Under this line are the records; write out word for word the part that begins at the line containing "Read all visible content and emit it as JSON." and ends at the line containing "Transcribe this image's", and no more.

──────── Exercise inputs

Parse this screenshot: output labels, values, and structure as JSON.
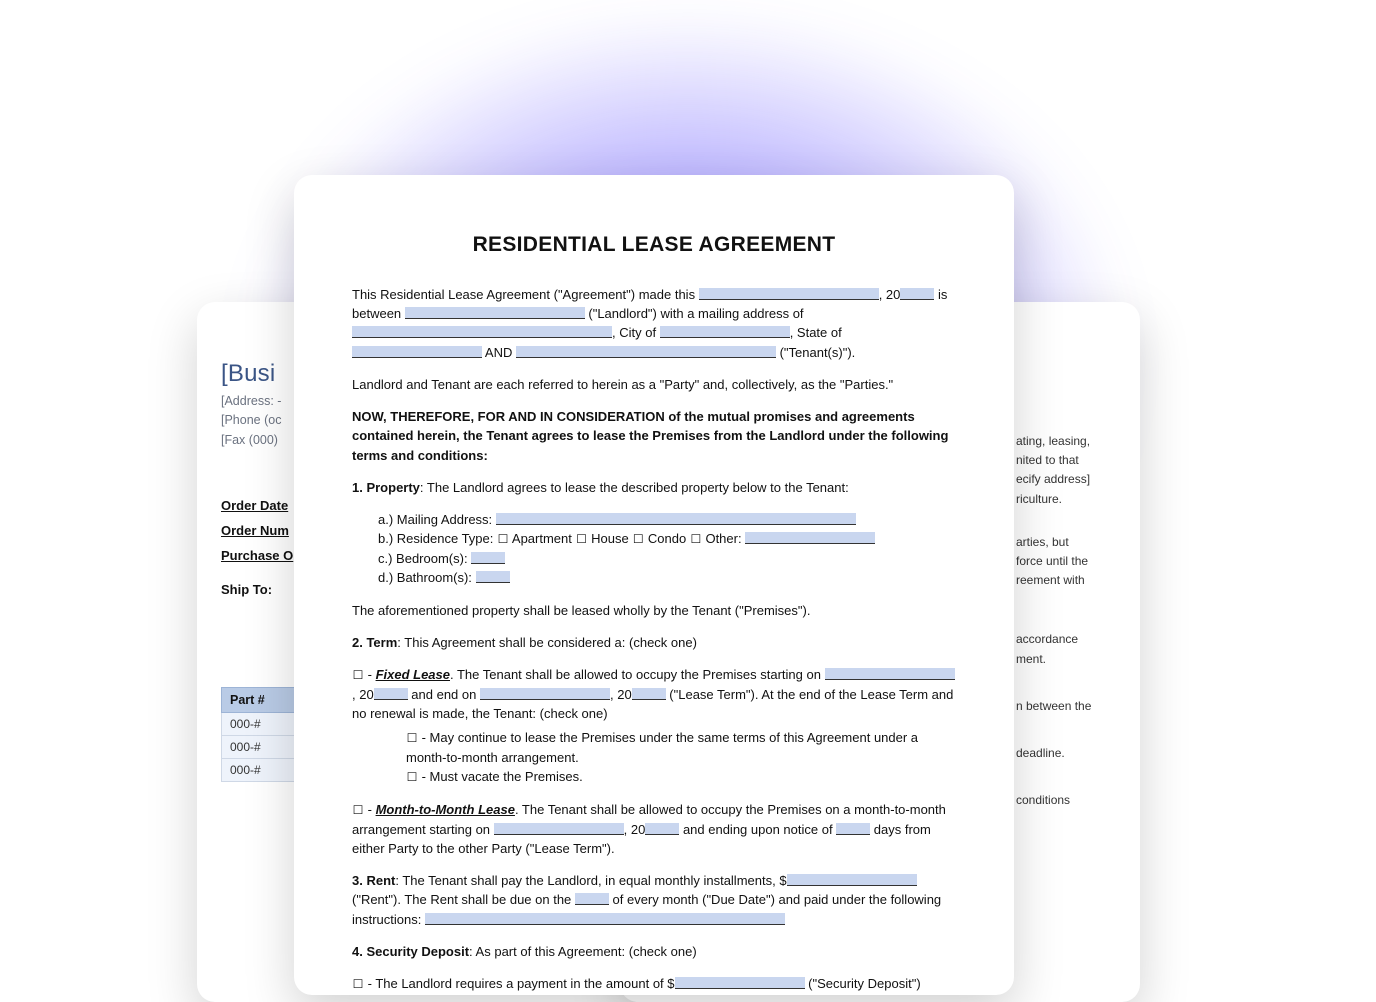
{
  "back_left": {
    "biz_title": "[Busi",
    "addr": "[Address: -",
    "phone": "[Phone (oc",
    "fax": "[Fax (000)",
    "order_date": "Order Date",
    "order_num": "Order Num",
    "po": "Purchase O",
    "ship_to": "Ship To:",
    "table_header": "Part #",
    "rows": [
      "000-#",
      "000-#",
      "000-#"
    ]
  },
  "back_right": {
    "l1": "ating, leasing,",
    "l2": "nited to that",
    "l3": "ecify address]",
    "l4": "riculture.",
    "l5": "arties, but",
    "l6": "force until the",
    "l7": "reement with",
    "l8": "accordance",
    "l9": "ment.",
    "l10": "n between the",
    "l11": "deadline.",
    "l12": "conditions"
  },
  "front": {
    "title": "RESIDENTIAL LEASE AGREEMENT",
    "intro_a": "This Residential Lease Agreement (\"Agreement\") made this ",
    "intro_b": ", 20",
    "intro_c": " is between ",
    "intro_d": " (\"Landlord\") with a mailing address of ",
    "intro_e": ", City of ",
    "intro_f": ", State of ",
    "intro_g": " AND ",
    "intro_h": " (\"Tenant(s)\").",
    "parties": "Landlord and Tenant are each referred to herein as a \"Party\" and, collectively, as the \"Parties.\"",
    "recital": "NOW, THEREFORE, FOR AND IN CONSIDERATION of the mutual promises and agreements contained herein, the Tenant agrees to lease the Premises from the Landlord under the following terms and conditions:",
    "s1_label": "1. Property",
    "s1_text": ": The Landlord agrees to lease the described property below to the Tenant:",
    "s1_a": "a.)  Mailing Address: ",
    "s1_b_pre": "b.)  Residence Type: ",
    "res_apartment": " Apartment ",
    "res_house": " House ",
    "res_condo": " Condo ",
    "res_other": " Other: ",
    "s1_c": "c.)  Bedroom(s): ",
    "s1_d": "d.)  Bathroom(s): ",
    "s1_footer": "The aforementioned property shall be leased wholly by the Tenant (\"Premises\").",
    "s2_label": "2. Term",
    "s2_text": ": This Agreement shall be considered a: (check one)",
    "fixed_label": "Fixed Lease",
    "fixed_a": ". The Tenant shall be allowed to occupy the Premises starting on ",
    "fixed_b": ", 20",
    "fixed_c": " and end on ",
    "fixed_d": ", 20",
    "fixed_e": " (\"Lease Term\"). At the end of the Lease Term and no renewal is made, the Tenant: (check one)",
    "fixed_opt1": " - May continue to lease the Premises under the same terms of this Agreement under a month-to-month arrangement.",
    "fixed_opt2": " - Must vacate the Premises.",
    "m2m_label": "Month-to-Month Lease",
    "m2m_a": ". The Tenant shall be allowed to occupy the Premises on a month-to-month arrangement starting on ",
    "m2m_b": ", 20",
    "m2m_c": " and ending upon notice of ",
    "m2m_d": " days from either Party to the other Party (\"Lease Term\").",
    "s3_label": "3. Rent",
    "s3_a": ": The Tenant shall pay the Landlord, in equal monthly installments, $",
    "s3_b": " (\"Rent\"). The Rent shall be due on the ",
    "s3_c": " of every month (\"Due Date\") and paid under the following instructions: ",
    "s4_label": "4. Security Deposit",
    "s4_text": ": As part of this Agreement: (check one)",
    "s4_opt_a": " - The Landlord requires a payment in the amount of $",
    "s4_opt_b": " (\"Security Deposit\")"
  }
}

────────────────
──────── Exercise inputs

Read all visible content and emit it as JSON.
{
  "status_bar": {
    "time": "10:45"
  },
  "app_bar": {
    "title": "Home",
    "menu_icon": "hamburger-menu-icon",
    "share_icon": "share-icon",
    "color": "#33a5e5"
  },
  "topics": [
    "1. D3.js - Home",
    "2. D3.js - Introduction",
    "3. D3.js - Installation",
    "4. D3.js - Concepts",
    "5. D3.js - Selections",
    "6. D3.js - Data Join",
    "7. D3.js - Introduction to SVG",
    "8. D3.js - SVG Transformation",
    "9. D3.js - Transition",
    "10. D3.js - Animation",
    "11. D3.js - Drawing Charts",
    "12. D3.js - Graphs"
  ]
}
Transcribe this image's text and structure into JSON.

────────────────

• Task answer:
Read all visible content and emit it as JSON.
{
  "status_bar": {
    "time": "10:45"
  },
  "app_bar": {
    "title": "Home",
    "menu_icon": "hamburger-menu-icon",
    "share_icon": "share-icon",
    "color": "#33a5e5"
  },
  "topics": [
    "1. D3.js - Home",
    "2. D3.js - Introduction",
    "3. D3.js - Installation",
    "4. D3.js - Concepts",
    "5. D3.js - Selections",
    "6. D3.js - Data Join",
    "7. D3.js - Introduction to SVG",
    "8. D3.js - SVG Transformation",
    "9. D3.js - Transition",
    "10. D3.js - Animation",
    "11. D3.js - Drawing Charts",
    "12. D3.js - Graphs"
  ]
}
Transcribe this image's text and structure into JSON.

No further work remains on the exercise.